Sexual Offences Act 2003

Only available on StudyMode
  • Download(s): 122
  • Published: March 2, 2010
Read full document
Text Preview
One of the driving forces behind the creation of the Sexual Offences Act 2003 was the low conviction rate on rapists. In 1999 9,008 rape cases were reported and only 1 in 13 resulted in a conviction . Within this essay I will discuss whether or not the changes introduced by the Sexual Offences Act 2003 add greater clarity to the area of rape. In order to fully understand this question one must first define rape. The standard definition of rape is “unlawful sexual intercourse with a woman who at the time of intercourse does not consent .” I say standard because with each Sexual Act the definition of rape has changed in some way. When rape was first introduced as a statutory offence in the Offences Against the Person Act 1861 it simply stated that ‘it is a felony to rape a woman .’ The Sexual Offences Act 2003 now defines rape as the ‘intentional penetration of the vagina, anus, or mouth of another person who does not consent .’ Each Sexual Offences Act attempts to further clarify the area of rape. The main change in the Sexual Offences Act 2003 has to deal with the definition and the area of consent. The Sexual Offences Act of 1956 elaborates to a great extent on the area of rape; it goes more in depth where rape is concerned than the Offences Against the Person Act 1861.The Sexual Offences Act 1956 states: “Rape of a man or woman

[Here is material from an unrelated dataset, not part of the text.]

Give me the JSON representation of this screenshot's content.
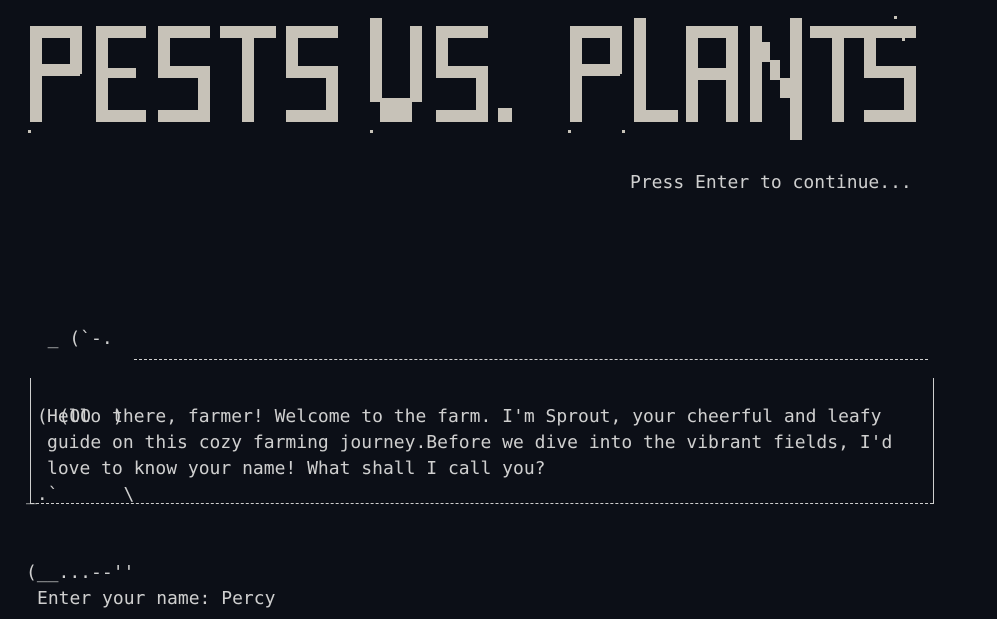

(1)It is an offence for a man to rape a woman or another man. (2)A man commits rape if—
(a)he has sexual intercourse with a person (whether vaginal or anal) who at the time of the intercourse does not consent to it; and (b)at the time he knows that the person does not consent to the intercourse or is reckless as to whether that person consents to it. (3)A man also commits rape if he induces a married woman to have sexual intercourse with him by impersonating her husband. (4)Subsection (2) applies for the purpose of any enactment. ” Like Offences Against the Person Act 1861, this act also failed to clarify or to give further direction...
tracking img